Rebecca Shafer from Workers Comp Roundup posted about, An Independent Claims Audit Can Be The Answer To Poor Claims Handling, saying, “Self-insured employers can have a good safety program, an established return-to-work program and knowledgeable nurse case managers, and still pay way too much on their workers’ compensation claims. Ineffective claims management can wipe out most or all of the cost savings achieved through your efforts to control cost. Whether you have your own claims office, or have a third party administrator (TPA) handling your workers’ compensation claims, poor claims handling will always result in higher claims costs.”
Hank Stern of InsureBlog posted about, Long Term Care and Life Insurance, saying, “What do you get when you combine *two* risk management tools – life and long term care insurance? InsureBlog’s guest blogger is an expert in Long Term Care insurance and explains the pros and cons.”
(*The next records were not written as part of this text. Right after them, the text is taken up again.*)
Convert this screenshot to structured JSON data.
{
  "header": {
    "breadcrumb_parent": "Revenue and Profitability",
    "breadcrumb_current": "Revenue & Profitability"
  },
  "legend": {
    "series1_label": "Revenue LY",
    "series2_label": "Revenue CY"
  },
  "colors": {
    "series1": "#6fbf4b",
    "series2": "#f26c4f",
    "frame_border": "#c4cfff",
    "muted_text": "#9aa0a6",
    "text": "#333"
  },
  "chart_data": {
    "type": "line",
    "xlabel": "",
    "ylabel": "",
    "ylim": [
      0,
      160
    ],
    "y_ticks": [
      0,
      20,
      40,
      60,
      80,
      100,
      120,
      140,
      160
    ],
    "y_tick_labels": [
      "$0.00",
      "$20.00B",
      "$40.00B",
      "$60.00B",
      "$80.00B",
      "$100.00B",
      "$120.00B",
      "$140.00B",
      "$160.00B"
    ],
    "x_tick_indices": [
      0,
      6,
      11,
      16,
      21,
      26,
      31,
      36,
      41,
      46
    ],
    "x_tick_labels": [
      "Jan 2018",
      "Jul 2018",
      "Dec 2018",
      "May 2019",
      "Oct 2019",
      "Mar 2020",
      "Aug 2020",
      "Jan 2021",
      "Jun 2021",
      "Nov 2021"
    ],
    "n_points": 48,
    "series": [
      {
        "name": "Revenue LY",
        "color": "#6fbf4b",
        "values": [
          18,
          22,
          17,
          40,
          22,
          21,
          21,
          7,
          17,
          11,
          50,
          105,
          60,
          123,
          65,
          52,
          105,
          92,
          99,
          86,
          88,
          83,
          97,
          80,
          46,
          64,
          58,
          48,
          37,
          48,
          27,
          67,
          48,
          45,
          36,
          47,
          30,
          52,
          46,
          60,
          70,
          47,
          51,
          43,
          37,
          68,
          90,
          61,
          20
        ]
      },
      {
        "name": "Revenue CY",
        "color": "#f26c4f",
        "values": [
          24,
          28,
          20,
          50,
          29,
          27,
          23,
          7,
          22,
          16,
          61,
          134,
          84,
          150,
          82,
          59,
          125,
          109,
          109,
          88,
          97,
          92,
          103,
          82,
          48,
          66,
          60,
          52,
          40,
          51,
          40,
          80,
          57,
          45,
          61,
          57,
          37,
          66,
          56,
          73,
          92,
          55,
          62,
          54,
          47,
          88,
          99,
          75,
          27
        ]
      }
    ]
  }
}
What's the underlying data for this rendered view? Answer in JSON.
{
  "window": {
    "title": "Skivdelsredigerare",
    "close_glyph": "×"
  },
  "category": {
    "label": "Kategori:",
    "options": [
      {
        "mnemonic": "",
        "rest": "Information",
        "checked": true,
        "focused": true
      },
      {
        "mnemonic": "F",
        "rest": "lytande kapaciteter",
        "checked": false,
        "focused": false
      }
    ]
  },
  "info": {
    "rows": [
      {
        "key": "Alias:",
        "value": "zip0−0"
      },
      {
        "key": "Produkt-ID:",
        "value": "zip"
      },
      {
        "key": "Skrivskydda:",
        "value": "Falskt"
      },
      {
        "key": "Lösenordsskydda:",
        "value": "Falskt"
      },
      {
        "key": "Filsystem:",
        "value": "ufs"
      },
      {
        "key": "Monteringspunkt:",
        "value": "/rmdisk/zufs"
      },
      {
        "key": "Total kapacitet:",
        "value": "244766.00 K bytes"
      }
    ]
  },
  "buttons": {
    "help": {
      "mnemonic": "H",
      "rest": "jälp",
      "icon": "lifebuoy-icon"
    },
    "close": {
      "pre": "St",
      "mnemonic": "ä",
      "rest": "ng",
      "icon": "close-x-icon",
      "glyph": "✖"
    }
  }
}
David @ Excess Return posted about, Hedging Risk Exposure, saying, “When investors assume risk in an asset class that has a premium above a risk free rate of return, the investor could consider hedging the exposure when the returns are better than expected and lock in profits.”
I posted on My Personal Finance Journey about Insurance Agents: Obsolete Relics of the Past or Critical Players on Your Personal Finance Team?, saying, “Following in the footsteps of travel agents, are insurance agents the next casualty of the Internet age? Is there still is a large demand for personal, local insurance agents? Also, do insurance agents add value to individuals’ lives, or do they simply drive up the cost of insurance products/services and will soon befall a similar fate to their travel agent relatives? This post explores these questions and more.”
Well – that concludes this edition. Thanks for tuning in!